Approximately 120 police officers, firefighters, paramedics, Emergency Medical Technicians and teachers began picketing outside Madison Square Garden this morning in the start of a 10-day protest for new contracts.

Holding signs such as, "We don't need to be rich like Mayor Bloomberg… We just need to support our families," the union members said they are protesting in an attempt to put pressure on the Mayor to offer them contracts they feel are acceptable.

"We want to draw attention to the fact that these contracts have been outstanding for a long time and put a little pressure on the Mayor and the City to resolve theses issues," said Bill Haigney, an EMT who works in the court system in lower Manhattan.

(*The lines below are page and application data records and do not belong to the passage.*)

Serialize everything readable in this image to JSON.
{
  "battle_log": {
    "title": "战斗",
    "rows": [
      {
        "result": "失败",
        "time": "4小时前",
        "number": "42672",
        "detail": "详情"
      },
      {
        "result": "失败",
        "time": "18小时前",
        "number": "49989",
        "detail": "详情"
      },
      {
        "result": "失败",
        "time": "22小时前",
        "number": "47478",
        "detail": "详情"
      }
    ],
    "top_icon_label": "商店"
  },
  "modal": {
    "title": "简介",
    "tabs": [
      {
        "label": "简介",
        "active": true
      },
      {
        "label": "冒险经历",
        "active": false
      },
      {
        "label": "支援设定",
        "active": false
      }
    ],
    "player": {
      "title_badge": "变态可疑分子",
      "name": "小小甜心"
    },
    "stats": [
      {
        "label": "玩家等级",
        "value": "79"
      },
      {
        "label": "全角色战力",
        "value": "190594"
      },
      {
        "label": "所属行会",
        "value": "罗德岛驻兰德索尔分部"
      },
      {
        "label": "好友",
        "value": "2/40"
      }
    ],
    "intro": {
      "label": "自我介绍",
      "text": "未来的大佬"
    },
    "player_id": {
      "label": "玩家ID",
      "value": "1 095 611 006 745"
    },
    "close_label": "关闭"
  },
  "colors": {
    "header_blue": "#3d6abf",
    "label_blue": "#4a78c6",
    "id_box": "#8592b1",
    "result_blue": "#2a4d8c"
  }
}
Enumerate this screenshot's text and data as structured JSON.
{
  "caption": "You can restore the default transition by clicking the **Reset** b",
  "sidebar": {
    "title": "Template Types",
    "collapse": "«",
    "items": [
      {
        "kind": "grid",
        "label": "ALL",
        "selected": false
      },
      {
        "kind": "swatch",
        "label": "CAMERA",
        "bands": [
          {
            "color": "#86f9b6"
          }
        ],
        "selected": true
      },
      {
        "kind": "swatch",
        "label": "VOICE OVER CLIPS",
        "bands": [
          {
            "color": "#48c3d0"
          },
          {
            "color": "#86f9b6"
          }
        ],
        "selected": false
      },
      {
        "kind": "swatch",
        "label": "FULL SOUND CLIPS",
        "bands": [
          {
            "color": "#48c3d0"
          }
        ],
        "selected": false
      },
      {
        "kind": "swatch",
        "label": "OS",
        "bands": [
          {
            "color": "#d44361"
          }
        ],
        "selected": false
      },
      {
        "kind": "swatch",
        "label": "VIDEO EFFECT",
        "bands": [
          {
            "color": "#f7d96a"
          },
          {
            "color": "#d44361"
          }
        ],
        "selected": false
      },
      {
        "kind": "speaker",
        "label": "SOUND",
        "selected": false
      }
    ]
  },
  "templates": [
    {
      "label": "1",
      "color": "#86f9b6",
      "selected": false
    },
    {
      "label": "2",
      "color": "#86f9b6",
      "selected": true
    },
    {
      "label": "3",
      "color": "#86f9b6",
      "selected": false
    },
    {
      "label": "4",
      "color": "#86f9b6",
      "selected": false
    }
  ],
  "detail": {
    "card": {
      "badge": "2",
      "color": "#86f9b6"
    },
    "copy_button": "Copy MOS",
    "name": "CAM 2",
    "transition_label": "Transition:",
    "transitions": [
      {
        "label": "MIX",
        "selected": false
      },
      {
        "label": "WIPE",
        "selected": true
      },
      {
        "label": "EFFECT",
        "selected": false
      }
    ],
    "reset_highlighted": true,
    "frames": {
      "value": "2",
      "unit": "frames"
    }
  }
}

Haigney, 48, of Rockland County added that another key aim of the protests was to gather public support.

Although the protestors were largely peaceful, a group of 45 picketers stationed along the sidewalk on West 33rd Street inflated a 20 foot rat and yelled, "Scab," and "Go home," at truck drivers attempting to make deliveries to MSG and the surrounding area.

Some 400 to 500 off-duty personnel are expected to encircle MSG throughout the day, handing out literature to remind New Yorkers that cops, firefighters and teachers are without contracts, according to Al O'Leary, a spokesman for the Patrolmen's Benevolent Association.

He said the protest begins today because the city will hand over a symbolic key to the Republicans to mark the start of formal GOP convention planning at the Garden.

Firefighter Rob McDevitt, who is stationed at Ladder Company 11 in the Lower East Side expressed frustration at what he said is a misuse of the City's funds.

"There is no reason why the biggest city in the world can't pay its fire and police adequately," said McDevitt, 40, of Malverne, Long Island.

Mayoral spokesman Ed Skyler suggested yesterday in a statement that the unions should learn how to negotiate like the "responsible leaders" of District Council 37, which represents 138,000 city employees and which recently signed a deal with the city.

"The unions protesting continue to prove that the only thing their leaders are good at is grandstanding and diverting attention from the fact that they are incapable of coming to the table and getting raises for their members," Skyler said

One key sticking point with the union members is Bloomberg's offer of pay increases similar to those accepted by District Council 37. That plan provides for a $1,000 cash payment and a 5 percent raise over a three-year period that requires increased productivity, longer work hours and lower starting pay.

Police officer Scott Williamson, 41, said the City's inadequate compensation plan is the problem.

"We don't mind doing the work if they are willing to pay us," said Williamson, a trustee with the PBA who is stationed at the 42nd precinct.

Special education teacher Teddy Pearlman, 51, said that due to the lack of a contract with wages and benefits competitive to the suburbs, many teachers are leaving City schools or changing professions.

Jim Slevin, the vice president of the Uniformed Firefighters Association echoed the need for salary parity with firefighters in the surrounding areas of Yonkers, Newark and Jersey City.

"The same people who heroes in 9/11 are now being treated as second class citizens," Slevin said.